| TASK OBJECTIVE |
All records below are to be duplicated exactly, with every picture excluded.
(Beginning of GIVEN DATA)
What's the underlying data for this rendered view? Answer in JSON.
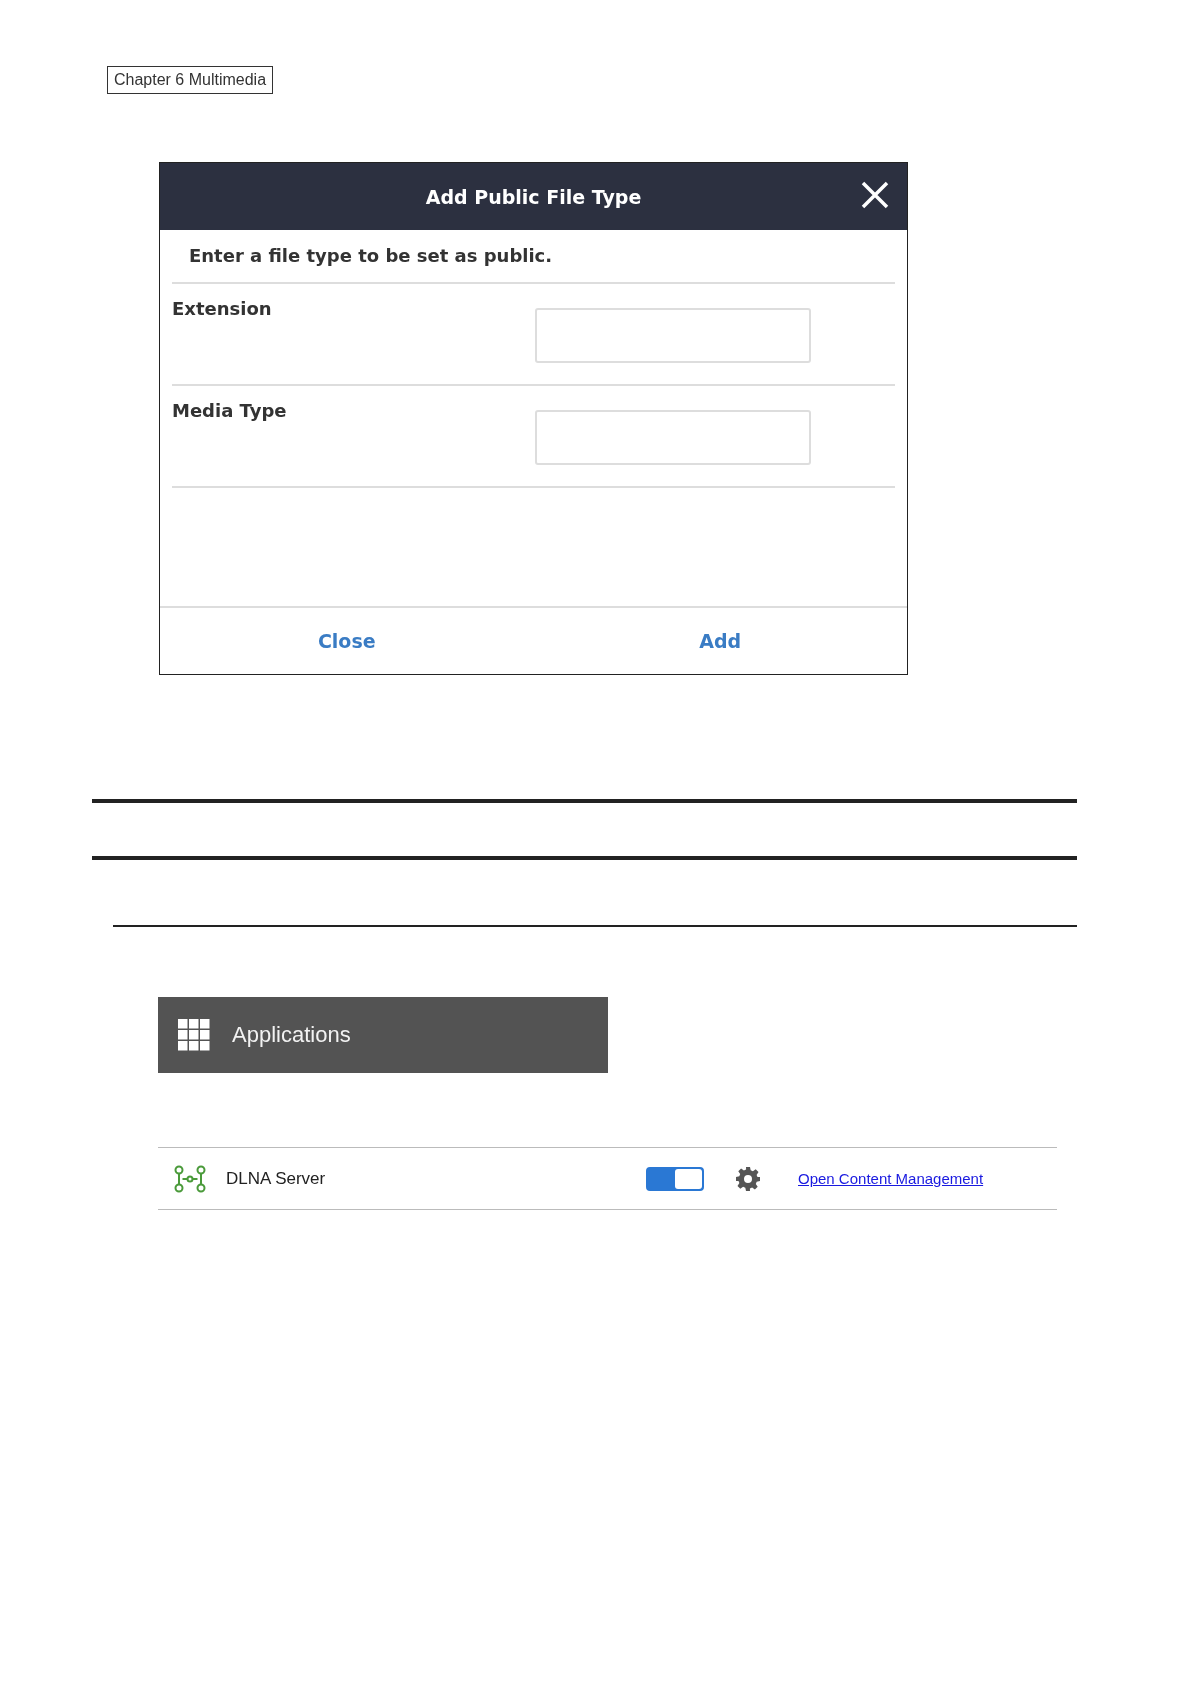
{
  "chapter_label": "Chapter 6 Multimedia",
  "dialog": {
    "title": "Add Public File Type",
    "instruction": "Enter a file type to be set as public.",
    "fields": [
      {
        "label": "Extension"
      },
      {
        "label": "Media Type"
      }
    ],
    "buttons": [
      "Close",
      "Add"
    ]
  },
  "applications_header": {
    "title": "Applications"
  },
  "app_rows": [
    {
      "name": "DLNA Server",
      "on": true,
      "link": "Open Content Management"
    }
  ]
}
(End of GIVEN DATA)
| ANSWER BELOW |
What's the underlying data for this rendered view? Answer in JSON.
{
  "chapter_label": "Chapter 6 Multimedia",
  "dialog": {
    "title": "Add Public File Type",
    "instruction": "Enter a file type to be set as public.",
    "fields": [
      {
        "label": "Extension"
      },
      {
        "label": "Media Type"
      }
    ],
    "buttons": [
      "Close",
      "Add"
    ]
  },
  "applications_header": {
    "title": "Applications"
  },
  "app_rows": [
    {
      "name": "DLNA Server",
      "on": true,
      "link": "Open Content Management"
    }
  ]
}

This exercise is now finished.